▶ Work to be completed:
Work out the count of lines in the listing below that include "text". Give that count alone.

▶ Records provided:
_ _ _

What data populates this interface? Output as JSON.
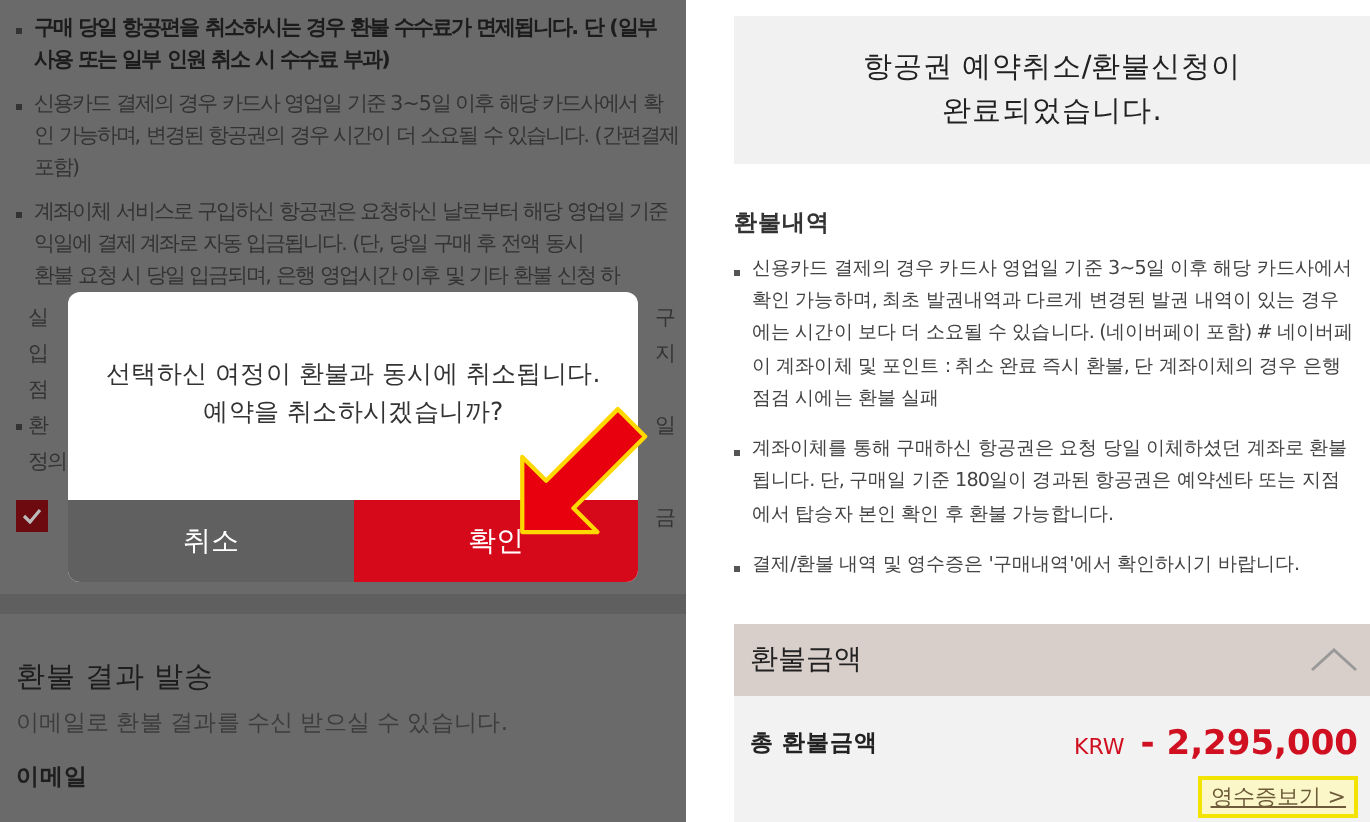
{
  "left_screen": {
    "notices": [
      {
        "text": "구매 당일 항공편을 취소하시는 경우 환불 수수료가 면제됩니다. 단 (일부 사용 또는 일부 인원 취소 시 수수료 부과)",
        "bold": true
      },
      {
        "text": "신용카드 결제의 경우 카드사 영업일 기준 3~5일 이후 해당 카드사에서 확인 가능하며, 변경된 항공권의 경우 시간이 더 소요될 수 있습니다. (간편결제 포함)",
        "bold": false
      },
      {
        "text": "계좌이체 서비스로 구입하신 항공권은 요청하신 날로부터 해당 영업일 기준 익일에 결제 계좌로 자동 입금됩니다. (단, 당일 구매 후 전액 동시",
        "bold": false
      }
    ],
    "partial_line": "환불 요청 시 당일 입금되며, 은행 영업시간 이후 및 기타 환불 신청 하",
    "fragments": [
      {
        "left": "실",
        "right": "구",
        "bullet": false
      },
      {
        "left": "입",
        "right": "지",
        "bullet": false
      },
      {
        "left": "점",
        "bullet": false
      },
      {
        "left": "환",
        "right": "일",
        "bullet": true
      },
      {
        "left": "정의",
        "bullet": false
      }
    ],
    "agree_row": {
      "checked": true,
      "right": "금"
    },
    "dialog": {
      "message": "선택하신 여정이 환불과 동시에 취소됩니다.\n예약을 취소하시겠습니까?",
      "buttons": [
        {
          "label": "취소",
          "kind": "secondary"
        },
        {
          "label": "확인",
          "kind": "primary"
        }
      ]
    },
    "result_section": {
      "title": "환불 결과 발송",
      "description": "이메일로 환불 결과를 수신 받으실 수 있습니다.",
      "field_label": "이메일"
    }
  },
  "right_screen": {
    "banner": "항공권 예약취소/환불신청이\n완료되었습니다.",
    "details_title": "환불내역",
    "details": [
      "신용카드 결제의 경우 카드사 영업일 기준 3~5일 이후 해당 카드사에서 확인 가능하며, 최초 발권내역과 다르게 변경된 발권 내역이 있는 경우에는 시간이 보다 더 소요될 수 있습니다. (네이버페이 포함) # 네이버페이 계좌이체 및 포인트 : 취소 완료 즉시 환불, 단 계좌이체의 경우 은행 점검 시에는 환불 실패",
      "계좌이체를 통해 구매하신 항공권은 요청 당일 이체하셨던 계좌로 환불됩니다. 단, 구매일 기준 180일이 경과된 항공권은 예약센타 또는 지점에서 탑승자 본인 확인 후 환불 가능합니다.",
      "결제/환불 내역 및 영수증은 '구매내역'에서 확인하시기 바랍니다."
    ],
    "amount_panel": {
      "title": "환불금액",
      "expanded": true,
      "label": "총 환불금액",
      "currency": "KRW",
      "amount": "- 2,295,000",
      "receipt_link": "영수증보기 >"
    }
  }
}
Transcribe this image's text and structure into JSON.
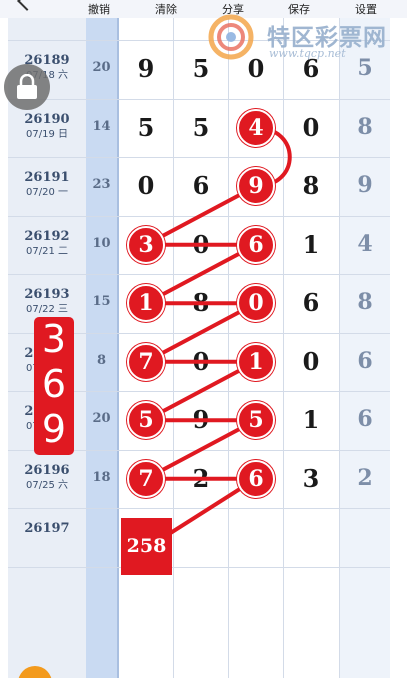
{
  "toolbar": {
    "undo": "撤销",
    "clear": "清除",
    "share": "分享",
    "save": "保存",
    "settings": "设置"
  },
  "watermark": {
    "title": "特区彩票网",
    "url": "www.tqcp.net"
  },
  "rows": [
    {
      "issue": "26189",
      "date": "07/18 六",
      "sum": "20",
      "digits": [
        "9",
        "5",
        "0",
        "6"
      ],
      "right": "5"
    },
    {
      "issue": "26190",
      "date": "07/19 日",
      "sum": "14",
      "digits": [
        "5",
        "5",
        "4",
        "0"
      ],
      "right": "8"
    },
    {
      "issue": "26191",
      "date": "07/20 一",
      "sum": "23",
      "digits": [
        "0",
        "6",
        "9",
        "8"
      ],
      "right": "9"
    },
    {
      "issue": "26192",
      "date": "07/21 二",
      "sum": "10",
      "digits": [
        "3",
        "0",
        "6",
        "1"
      ],
      "right": "4"
    },
    {
      "issue": "26193",
      "date": "07/22 三",
      "sum": "15",
      "digits": [
        "1",
        "8",
        "0",
        "6"
      ],
      "right": "8"
    },
    {
      "issue": "26194",
      "date": "07/23 四",
      "sum": "8",
      "digits": [
        "7",
        "0",
        "1",
        "0"
      ],
      "right": "6"
    },
    {
      "issue": "26195",
      "date": "07/24 五",
      "sum": "20",
      "digits": [
        "5",
        "9",
        "5",
        "1"
      ],
      "right": "6"
    },
    {
      "issue": "26196",
      "date": "07/25 六",
      "sum": "18",
      "digits": [
        "7",
        "2",
        "6",
        "3"
      ],
      "right": "2"
    },
    {
      "issue": "26197",
      "date": "",
      "sum": "",
      "digits": [
        "",
        "",
        "",
        ""
      ],
      "right": ""
    }
  ],
  "balls": [
    {
      "row": 1,
      "col": 2,
      "value": "4"
    },
    {
      "row": 2,
      "col": 2,
      "value": "9"
    },
    {
      "row": 3,
      "col": 0,
      "value": "3"
    },
    {
      "row": 3,
      "col": 2,
      "value": "6"
    },
    {
      "row": 4,
      "col": 0,
      "value": "1"
    },
    {
      "row": 4,
      "col": 2,
      "value": "0"
    },
    {
      "row": 5,
      "col": 0,
      "value": "7"
    },
    {
      "row": 5,
      "col": 2,
      "value": "1"
    },
    {
      "row": 6,
      "col": 0,
      "value": "5"
    },
    {
      "row": 6,
      "col": 2,
      "value": "5"
    },
    {
      "row": 7,
      "col": 0,
      "value": "7"
    },
    {
      "row": 7,
      "col": 2,
      "value": "6"
    }
  ],
  "prediction": "258",
  "badge": [
    "3",
    "6",
    "9"
  ],
  "icons": {
    "lock": "lock-icon",
    "back": "back-icon",
    "logo": "logo-icon",
    "fab": "floating-action-icon"
  },
  "colors": {
    "accent_red": "#e01921",
    "column_blue": "#c9daf2",
    "fab_orange": "#f39a1d"
  }
}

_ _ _

▶ Exercise output:
4